* Provided records
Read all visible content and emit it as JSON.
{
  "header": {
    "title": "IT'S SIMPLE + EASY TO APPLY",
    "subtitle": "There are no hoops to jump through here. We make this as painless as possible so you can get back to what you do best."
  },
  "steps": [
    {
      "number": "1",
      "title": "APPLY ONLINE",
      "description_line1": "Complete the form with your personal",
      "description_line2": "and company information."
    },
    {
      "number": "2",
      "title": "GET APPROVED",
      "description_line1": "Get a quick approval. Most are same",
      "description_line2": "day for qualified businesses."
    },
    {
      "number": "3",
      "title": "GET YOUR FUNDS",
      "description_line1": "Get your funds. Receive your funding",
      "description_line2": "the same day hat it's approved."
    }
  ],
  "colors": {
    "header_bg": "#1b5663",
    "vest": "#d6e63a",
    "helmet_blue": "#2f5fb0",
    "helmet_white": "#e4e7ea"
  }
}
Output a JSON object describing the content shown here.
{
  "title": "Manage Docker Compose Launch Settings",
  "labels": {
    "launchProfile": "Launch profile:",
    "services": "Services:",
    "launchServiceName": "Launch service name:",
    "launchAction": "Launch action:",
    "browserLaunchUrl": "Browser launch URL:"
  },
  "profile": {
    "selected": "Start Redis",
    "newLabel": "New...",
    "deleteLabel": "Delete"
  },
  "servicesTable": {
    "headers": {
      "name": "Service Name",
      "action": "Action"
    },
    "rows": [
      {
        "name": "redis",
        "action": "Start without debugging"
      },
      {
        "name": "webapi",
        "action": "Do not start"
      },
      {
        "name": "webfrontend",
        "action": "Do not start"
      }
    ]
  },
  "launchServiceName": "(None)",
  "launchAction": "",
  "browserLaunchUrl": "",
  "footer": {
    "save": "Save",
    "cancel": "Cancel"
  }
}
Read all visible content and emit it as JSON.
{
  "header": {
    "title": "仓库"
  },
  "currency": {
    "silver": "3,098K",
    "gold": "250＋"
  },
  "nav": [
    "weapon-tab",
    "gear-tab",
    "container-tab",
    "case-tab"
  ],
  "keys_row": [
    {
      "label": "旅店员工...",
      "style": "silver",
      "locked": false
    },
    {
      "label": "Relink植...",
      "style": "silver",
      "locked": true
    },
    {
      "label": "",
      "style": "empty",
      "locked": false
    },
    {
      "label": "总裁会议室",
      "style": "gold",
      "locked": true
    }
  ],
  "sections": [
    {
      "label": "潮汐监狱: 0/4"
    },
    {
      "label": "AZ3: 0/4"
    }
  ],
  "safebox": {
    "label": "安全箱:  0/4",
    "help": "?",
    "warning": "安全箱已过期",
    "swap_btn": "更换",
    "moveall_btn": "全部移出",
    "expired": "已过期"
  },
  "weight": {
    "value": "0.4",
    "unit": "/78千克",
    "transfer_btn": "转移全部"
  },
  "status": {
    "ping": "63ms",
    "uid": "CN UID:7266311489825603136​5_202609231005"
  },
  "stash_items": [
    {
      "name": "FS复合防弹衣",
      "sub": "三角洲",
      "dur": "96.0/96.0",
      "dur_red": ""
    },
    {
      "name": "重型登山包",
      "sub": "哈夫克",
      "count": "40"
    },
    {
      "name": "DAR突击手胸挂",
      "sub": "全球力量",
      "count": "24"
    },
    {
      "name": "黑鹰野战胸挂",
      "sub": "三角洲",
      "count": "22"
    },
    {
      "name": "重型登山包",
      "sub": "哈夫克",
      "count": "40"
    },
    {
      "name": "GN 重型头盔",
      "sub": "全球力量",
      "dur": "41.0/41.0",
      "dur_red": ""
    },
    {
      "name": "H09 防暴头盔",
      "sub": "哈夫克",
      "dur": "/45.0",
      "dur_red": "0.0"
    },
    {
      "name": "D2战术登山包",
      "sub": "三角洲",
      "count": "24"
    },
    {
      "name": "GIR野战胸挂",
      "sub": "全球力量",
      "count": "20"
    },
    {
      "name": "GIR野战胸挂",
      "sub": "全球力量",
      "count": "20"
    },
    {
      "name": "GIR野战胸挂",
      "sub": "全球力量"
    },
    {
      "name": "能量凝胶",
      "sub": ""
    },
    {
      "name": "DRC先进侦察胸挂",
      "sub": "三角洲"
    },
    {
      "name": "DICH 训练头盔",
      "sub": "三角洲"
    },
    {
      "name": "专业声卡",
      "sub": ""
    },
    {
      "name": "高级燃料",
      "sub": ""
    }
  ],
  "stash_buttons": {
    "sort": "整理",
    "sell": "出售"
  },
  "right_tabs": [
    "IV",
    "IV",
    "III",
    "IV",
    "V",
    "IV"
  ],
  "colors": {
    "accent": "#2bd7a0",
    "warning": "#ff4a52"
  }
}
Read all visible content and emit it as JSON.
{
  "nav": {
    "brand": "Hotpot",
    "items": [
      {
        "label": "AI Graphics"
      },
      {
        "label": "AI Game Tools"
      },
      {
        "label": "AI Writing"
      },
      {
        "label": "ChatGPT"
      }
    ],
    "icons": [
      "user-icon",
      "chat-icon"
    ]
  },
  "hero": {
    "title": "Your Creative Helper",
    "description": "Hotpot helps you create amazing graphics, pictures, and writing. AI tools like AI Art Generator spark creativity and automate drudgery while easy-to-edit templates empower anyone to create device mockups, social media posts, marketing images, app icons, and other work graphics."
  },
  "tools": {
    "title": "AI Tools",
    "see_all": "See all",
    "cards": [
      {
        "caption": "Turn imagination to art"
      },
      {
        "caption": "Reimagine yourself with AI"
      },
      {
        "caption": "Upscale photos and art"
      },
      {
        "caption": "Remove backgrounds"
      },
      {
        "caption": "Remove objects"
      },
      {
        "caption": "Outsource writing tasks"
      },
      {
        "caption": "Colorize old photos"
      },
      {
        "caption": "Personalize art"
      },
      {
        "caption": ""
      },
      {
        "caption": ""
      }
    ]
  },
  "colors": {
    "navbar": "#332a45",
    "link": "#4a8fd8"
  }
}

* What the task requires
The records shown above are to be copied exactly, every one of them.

* Response area
Read all visible content and emit it as JSON.
{
  "header": {
    "title": "IT'S SIMPLE + EASY TO APPLY",
    "subtitle": "There are no hoops to jump through here. We make this as painless as possible so you can get back to what you do best."
  },
  "steps": [
    {
      "number": "1",
      "title": "APPLY ONLINE",
      "description_line1": "Complete the form with your personal",
      "description_line2": "and company information."
    },
    {
      "number": "2",
      "title": "GET APPROVED",
      "description_line1": "Get a quick approval. Most are same",
      "description_line2": "day for qualified businesses."
    },
    {
      "number": "3",
      "title": "GET YOUR FUNDS",
      "description_line1": "Get your funds. Receive your funding",
      "description_line2": "the same day hat it's approved."
    }
  ],
  "colors": {
    "header_bg": "#1b5663",
    "vest": "#d6e63a",
    "helmet_blue": "#2f5fb0",
    "helmet_white": "#e4e7ea"
  }
}
Output a JSON object describing the content shown here.
{
  "title": "Manage Docker Compose Launch Settings",
  "labels": {
    "launchProfile": "Launch profile:",
    "services": "Services:",
    "launchServiceName": "Launch service name:",
    "launchAction": "Launch action:",
    "browserLaunchUrl": "Browser launch URL:"
  },
  "profile": {
    "selected": "Start Redis",
    "newLabel": "New...",
    "deleteLabel": "Delete"
  },
  "servicesTable": {
    "headers": {
      "name": "Service Name",
      "action": "Action"
    },
    "rows": [
      {
        "name": "redis",
        "action": "Start without debugging"
      },
      {
        "name": "webapi",
        "action": "Do not start"
      },
      {
        "name": "webfrontend",
        "action": "Do not start"
      }
    ]
  },
  "launchServiceName": "(None)",
  "launchAction": "",
  "browserLaunchUrl": "",
  "footer": {
    "save": "Save",
    "cancel": "Cancel"
  }
}
Read all visible content and emit it as JSON.
{
  "header": {
    "title": "仓库"
  },
  "currency": {
    "silver": "3,098K",
    "gold": "250＋"
  },
  "nav": [
    "weapon-tab",
    "gear-tab",
    "container-tab",
    "case-tab"
  ],
  "keys_row": [
    {
      "label": "旅店员工...",
      "style": "silver",
      "locked": false
    },
    {
      "label": "Relink植...",
      "style": "silver",
      "locked": true
    },
    {
      "label": "",
      "style": "empty",
      "locked": false
    },
    {
      "label": "总裁会议室",
      "style": "gold",
      "locked": true
    }
  ],
  "sections": [
    {
      "label": "潮汐监狱: 0/4"
    },
    {
      "label": "AZ3: 0/4"
    }
  ],
  "safebox": {
    "label": "安全箱:  0/4",
    "help": "?",
    "warning": "安全箱已过期",
    "swap_btn": "更换",
    "moveall_btn": "全部移出",
    "expired": "已过期"
  },
  "weight": {
    "value": "0.4",
    "unit": "/78千克",
    "transfer_btn": "转移全部"
  },
  "status": {
    "ping": "63ms",
    "uid": "CN UID:7266311489825603136​5_202609231005"
  },
  "stash_items": [
    {
      "name": "FS复合防弹衣",
      "sub": "三角洲",
      "dur": "96.0/96.0",
      "dur_red": ""
    },
    {
      "name": "重型登山包",
      "sub": "哈夫克",
      "count": "40"
    },
    {
      "name": "DAR突击手胸挂",
      "sub": "全球力量",
      "count": "24"
    },
    {
      "name": "黑鹰野战胸挂",
      "sub": "三角洲",
      "count": "22"
    },
    {
      "name": "重型登山包",
      "sub": "哈夫克",
      "count": "40"
    },
    {
      "name": "GN 重型头盔",
      "sub": "全球力量",
      "dur": "41.0/41.0",
      "dur_red": ""
    },
    {
      "name": "H09 防暴头盔",
      "sub": "哈夫克",
      "dur": "/45.0",
      "dur_red": "0.0"
    },
    {
      "name": "D2战术登山包",
      "sub": "三角洲",
      "count": "24"
    },
    {
      "name": "GIR野战胸挂",
      "sub": "全球力量",
      "count": "20"
    },
    {
      "name": "GIR野战胸挂",
      "sub": "全球力量",
      "count": "20"
    },
    {
      "name": "GIR野战胸挂",
      "sub": "全球力量"
    },
    {
      "name": "能量凝胶",
      "sub": ""
    },
    {
      "name": "DRC先进侦察胸挂",
      "sub": "三角洲"
    },
    {
      "name": "DICH 训练头盔",
      "sub": "三角洲"
    },
    {
      "name": "专业声卡",
      "sub": ""
    },
    {
      "name": "高级燃料",
      "sub": ""
    }
  ],
  "stash_buttons": {
    "sort": "整理",
    "sell": "出售"
  },
  "right_tabs": [
    "IV",
    "IV",
    "III",
    "IV",
    "V",
    "IV"
  ],
  "colors": {
    "accent": "#2bd7a0",
    "warning": "#ff4a52"
  }
}
Read all visible content and emit it as JSON.
{
  "nav": {
    "brand": "Hotpot",
    "items": [
      {
        "label": "AI Graphics"
      },
      {
        "label": "AI Game Tools"
      },
      {
        "label": "AI Writing"
      },
      {
        "label": "ChatGPT"
      }
    ],
    "icons": [
      "user-icon",
      "chat-icon"
    ]
  },
  "hero": {
    "title": "Your Creative Helper",
    "description": "Hotpot helps you create amazing graphics, pictures, and writing. AI tools like AI Art Generator spark creativity and automate drudgery while easy-to-edit templates empower anyone to create device mockups, social media posts, marketing images, app icons, and other work graphics."
  },
  "tools": {
    "title": "AI Tools",
    "see_all": "See all",
    "cards": [
      {
        "caption": "Turn imagination to art"
      },
      {
        "caption": "Reimagine yourself with AI"
      },
      {
        "caption": "Upscale photos and art"
      },
      {
        "caption": "Remove backgrounds"
      },
      {
        "caption": "Remove objects"
      },
      {
        "caption": "Outsource writing tasks"
      },
      {
        "caption": "Colorize old photos"
      },
      {
        "caption": "Personalize art"
      },
      {
        "caption": ""
      },
      {
        "caption": ""
      }
    ]
  },
  "colors": {
    "navbar": "#332a45",
    "link": "#4a8fd8"
  }
}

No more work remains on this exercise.